> Your task:
Print the whole listing again, exactly as it stands.

> Task material:
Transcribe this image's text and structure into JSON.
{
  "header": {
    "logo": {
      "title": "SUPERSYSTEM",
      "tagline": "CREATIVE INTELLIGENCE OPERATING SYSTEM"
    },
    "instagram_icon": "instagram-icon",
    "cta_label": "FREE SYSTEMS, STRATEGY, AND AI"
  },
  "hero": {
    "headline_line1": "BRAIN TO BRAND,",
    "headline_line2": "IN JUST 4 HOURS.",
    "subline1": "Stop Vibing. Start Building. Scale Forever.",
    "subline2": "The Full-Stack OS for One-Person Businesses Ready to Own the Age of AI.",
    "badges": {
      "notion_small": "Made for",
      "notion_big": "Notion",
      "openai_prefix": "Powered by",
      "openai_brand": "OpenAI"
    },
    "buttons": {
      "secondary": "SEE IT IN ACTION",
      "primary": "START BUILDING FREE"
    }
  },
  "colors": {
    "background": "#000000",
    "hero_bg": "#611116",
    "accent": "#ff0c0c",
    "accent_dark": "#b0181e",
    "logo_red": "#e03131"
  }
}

> Exercise solution:
Transcribe this image's text and structure into JSON.
{
  "header": {
    "logo": {
      "title": "SUPERSYSTEM",
      "tagline": "CREATIVE INTELLIGENCE OPERATING SYSTEM"
    },
    "instagram_icon": "instagram-icon",
    "cta_label": "FREE SYSTEMS, STRATEGY, AND AI"
  },
  "hero": {
    "headline_line1": "BRAIN TO BRAND,",
    "headline_line2": "IN JUST 4 HOURS.",
    "subline1": "Stop Vibing. Start Building. Scale Forever.",
    "subline2": "The Full-Stack OS for One-Person Businesses Ready to Own the Age of AI.",
    "badges": {
      "notion_small": "Made for",
      "notion_big": "Notion",
      "openai_prefix": "Powered by",
      "openai_brand": "OpenAI"
    },
    "buttons": {
      "secondary": "SEE IT IN ACTION",
      "primary": "START BUILDING FREE"
    }
  },
  "colors": {
    "background": "#000000",
    "hero_bg": "#611116",
    "accent": "#ff0c0c",
    "accent_dark": "#b0181e",
    "logo_red": "#e03131"
  }
}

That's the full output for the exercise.